- Assignment: Narrow the data below down to the lines containing "Beds".

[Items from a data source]
= Beginning of Section =

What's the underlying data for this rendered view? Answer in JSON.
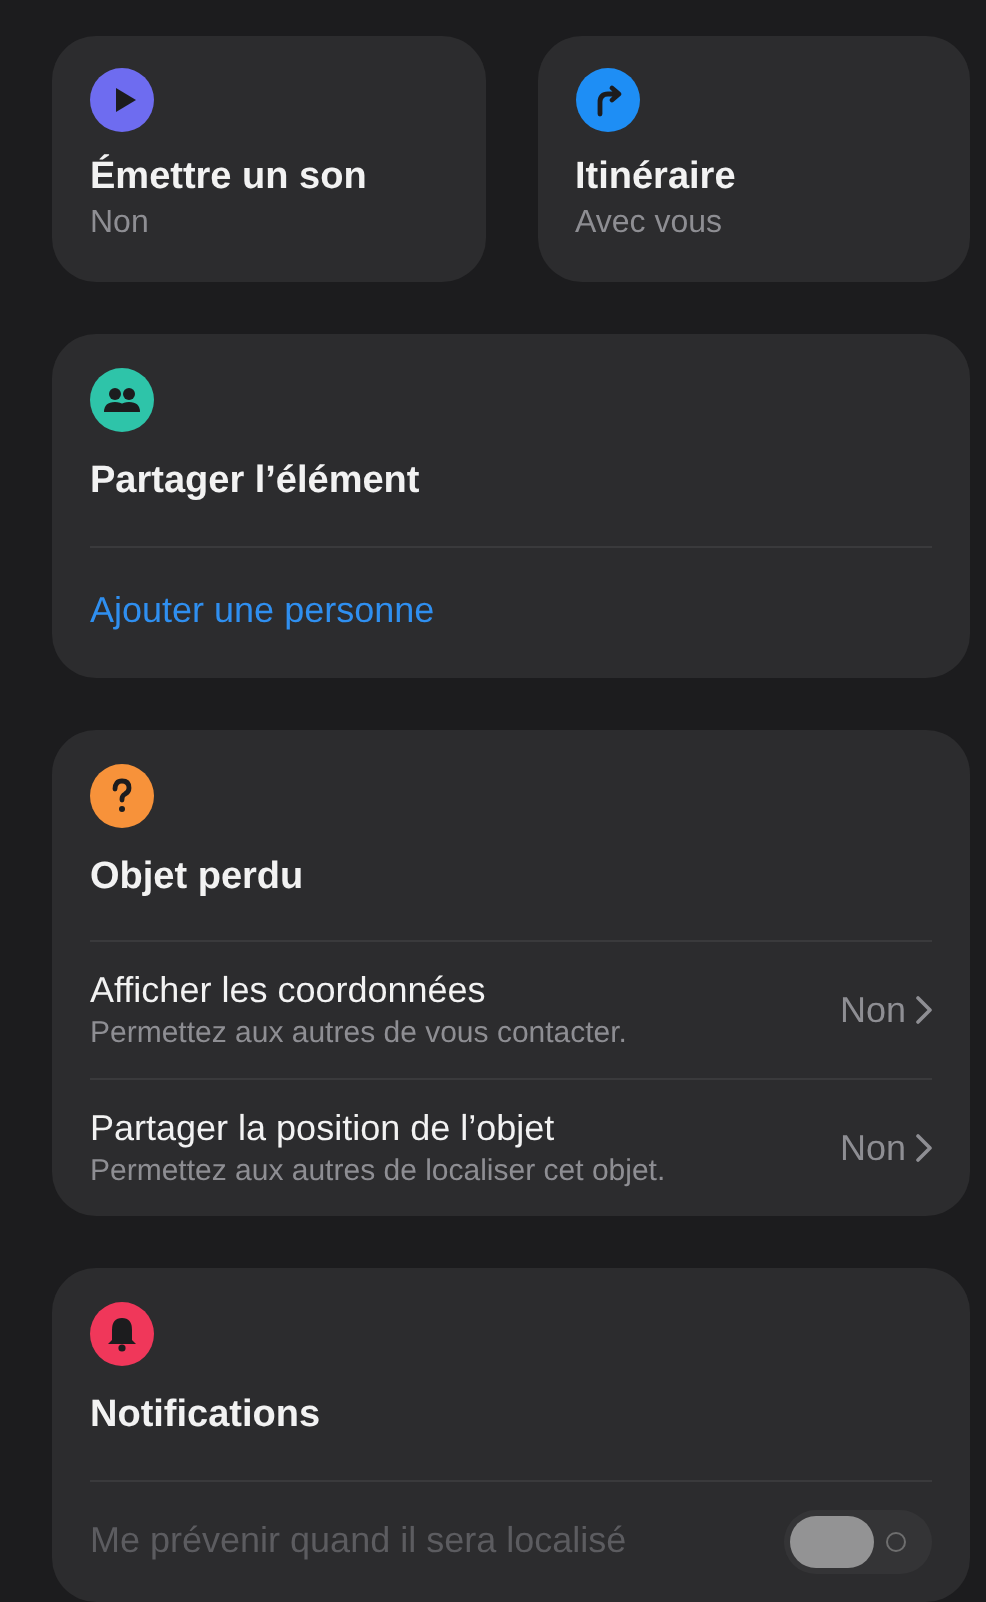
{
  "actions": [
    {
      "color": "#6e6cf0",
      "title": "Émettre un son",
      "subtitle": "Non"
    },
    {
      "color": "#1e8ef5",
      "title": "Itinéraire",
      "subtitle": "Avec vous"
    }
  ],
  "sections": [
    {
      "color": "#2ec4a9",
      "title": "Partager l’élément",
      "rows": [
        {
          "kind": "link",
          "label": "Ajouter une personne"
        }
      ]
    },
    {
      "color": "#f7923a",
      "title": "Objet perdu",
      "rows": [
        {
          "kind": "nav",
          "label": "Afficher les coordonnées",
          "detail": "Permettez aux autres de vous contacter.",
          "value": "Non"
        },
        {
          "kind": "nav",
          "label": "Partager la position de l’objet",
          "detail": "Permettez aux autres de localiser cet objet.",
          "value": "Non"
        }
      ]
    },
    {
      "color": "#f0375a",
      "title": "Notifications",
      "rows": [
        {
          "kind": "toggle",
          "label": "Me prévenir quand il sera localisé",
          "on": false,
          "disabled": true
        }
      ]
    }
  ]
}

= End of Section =
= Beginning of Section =

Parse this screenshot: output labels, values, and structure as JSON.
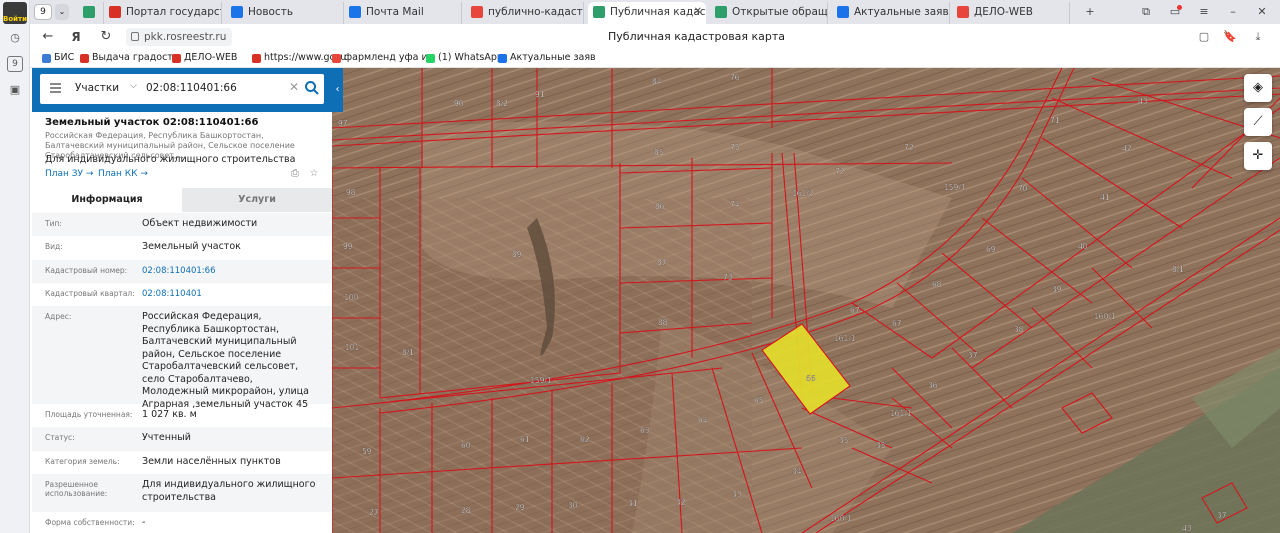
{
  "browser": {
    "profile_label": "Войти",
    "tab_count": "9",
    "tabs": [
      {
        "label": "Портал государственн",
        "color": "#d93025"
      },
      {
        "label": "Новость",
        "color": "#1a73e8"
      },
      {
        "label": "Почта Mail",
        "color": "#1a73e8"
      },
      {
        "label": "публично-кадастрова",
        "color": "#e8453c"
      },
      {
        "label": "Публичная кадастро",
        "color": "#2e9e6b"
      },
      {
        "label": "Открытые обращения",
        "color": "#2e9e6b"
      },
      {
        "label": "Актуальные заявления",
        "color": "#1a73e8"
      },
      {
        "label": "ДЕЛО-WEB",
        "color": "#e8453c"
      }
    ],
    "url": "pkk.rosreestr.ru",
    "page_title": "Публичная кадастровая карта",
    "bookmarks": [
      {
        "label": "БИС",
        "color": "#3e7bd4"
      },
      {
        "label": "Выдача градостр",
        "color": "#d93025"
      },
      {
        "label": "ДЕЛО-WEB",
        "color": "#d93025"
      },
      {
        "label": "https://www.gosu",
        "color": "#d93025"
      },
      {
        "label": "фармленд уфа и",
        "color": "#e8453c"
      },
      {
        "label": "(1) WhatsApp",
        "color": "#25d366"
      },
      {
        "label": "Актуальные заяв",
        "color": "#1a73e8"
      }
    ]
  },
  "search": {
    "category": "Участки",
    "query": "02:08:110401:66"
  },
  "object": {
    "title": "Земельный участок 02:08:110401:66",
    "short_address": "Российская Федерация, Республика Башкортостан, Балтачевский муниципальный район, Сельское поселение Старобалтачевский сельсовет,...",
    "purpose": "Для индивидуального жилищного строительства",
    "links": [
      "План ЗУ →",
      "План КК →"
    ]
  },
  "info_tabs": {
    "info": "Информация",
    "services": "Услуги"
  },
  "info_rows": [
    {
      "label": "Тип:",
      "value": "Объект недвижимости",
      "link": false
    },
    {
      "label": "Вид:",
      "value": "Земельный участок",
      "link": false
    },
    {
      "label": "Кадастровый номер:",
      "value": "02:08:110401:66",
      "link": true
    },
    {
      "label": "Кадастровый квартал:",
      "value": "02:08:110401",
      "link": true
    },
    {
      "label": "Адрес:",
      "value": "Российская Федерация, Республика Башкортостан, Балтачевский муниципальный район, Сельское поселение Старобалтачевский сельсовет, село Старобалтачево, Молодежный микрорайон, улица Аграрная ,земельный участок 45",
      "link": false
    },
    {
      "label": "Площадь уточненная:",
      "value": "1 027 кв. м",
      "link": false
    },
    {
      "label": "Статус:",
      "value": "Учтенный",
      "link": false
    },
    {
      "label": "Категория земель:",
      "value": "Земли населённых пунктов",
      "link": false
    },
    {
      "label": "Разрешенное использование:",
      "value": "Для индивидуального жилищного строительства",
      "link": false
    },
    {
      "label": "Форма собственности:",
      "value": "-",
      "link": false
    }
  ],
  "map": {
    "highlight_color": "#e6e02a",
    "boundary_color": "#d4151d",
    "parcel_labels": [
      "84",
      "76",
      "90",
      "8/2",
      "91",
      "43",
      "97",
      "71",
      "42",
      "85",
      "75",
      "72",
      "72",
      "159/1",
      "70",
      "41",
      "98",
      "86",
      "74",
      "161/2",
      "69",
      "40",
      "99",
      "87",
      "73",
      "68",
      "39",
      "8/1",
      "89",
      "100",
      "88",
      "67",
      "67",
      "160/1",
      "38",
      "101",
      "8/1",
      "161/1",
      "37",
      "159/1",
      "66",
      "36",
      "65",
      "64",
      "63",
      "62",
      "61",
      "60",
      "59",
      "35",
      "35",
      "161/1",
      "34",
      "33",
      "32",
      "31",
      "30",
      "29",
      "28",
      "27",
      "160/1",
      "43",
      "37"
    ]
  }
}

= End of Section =
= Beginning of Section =

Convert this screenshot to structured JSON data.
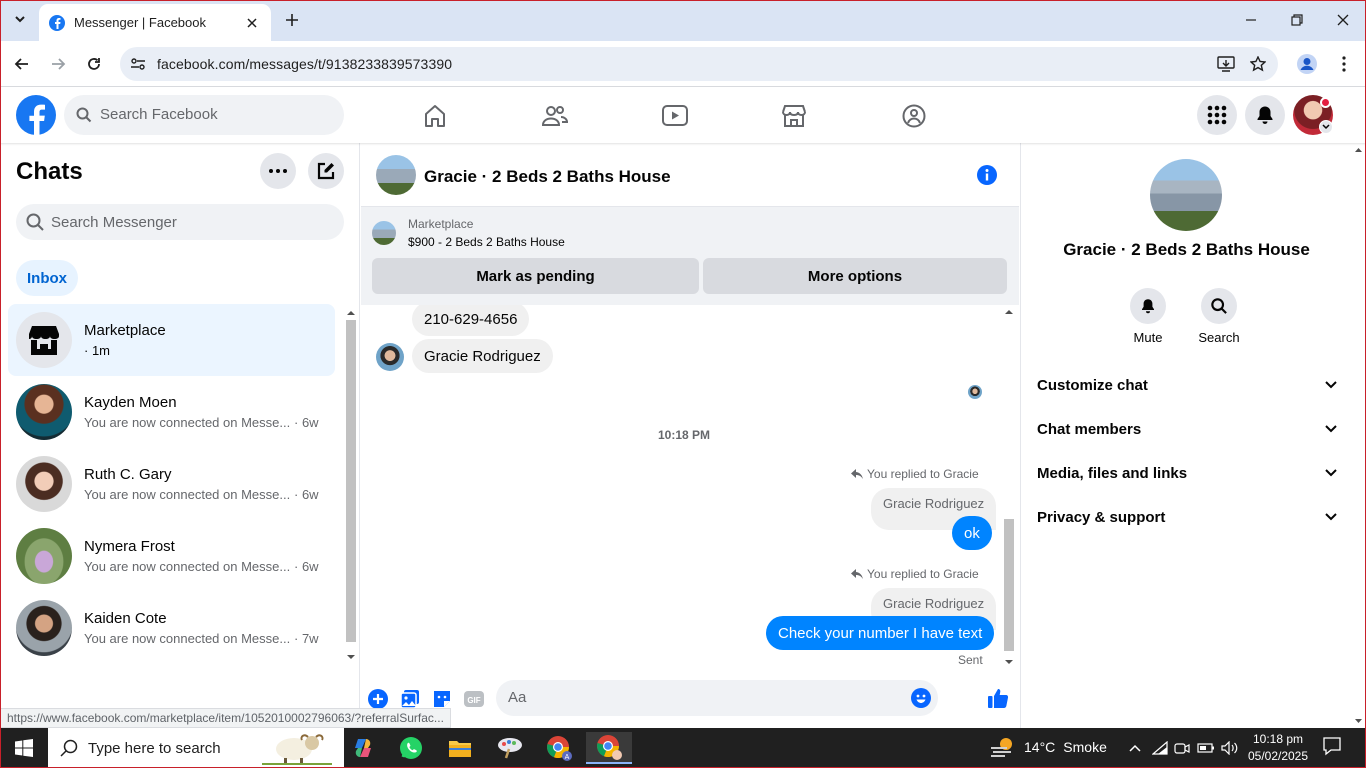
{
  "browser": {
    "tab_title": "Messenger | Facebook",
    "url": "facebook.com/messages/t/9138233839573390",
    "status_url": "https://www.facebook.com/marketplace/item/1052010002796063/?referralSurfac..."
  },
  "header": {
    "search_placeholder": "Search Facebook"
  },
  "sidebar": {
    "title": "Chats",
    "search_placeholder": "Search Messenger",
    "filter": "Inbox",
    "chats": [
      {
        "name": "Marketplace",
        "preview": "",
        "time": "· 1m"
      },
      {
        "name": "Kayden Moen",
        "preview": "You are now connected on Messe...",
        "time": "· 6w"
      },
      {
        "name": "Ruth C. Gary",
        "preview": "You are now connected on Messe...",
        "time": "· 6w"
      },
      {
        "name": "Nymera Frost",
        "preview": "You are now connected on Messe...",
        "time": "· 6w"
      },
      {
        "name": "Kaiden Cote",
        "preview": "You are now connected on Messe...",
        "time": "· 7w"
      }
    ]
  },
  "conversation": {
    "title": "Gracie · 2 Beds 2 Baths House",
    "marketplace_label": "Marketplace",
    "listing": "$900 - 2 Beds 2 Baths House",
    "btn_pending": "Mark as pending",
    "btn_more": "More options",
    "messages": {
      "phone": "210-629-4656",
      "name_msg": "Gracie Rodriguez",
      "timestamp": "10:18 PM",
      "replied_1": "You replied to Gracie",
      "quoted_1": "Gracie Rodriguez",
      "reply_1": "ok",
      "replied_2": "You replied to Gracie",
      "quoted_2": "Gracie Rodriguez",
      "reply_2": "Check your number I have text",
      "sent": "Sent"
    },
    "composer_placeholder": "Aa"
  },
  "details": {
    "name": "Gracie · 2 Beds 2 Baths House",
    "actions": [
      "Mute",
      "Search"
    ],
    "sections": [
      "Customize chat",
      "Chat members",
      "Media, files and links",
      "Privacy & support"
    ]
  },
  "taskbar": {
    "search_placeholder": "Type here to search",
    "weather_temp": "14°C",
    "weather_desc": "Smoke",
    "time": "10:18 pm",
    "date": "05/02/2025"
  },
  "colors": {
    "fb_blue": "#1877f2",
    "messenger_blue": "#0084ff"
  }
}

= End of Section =

- Answer box:
    "title": "Gracie · 2 Beds 2 Baths House",
    "listing": "$900 - 2 Beds 2 Baths House",
    "name": "Gracie · 2 Beds 2 Baths House",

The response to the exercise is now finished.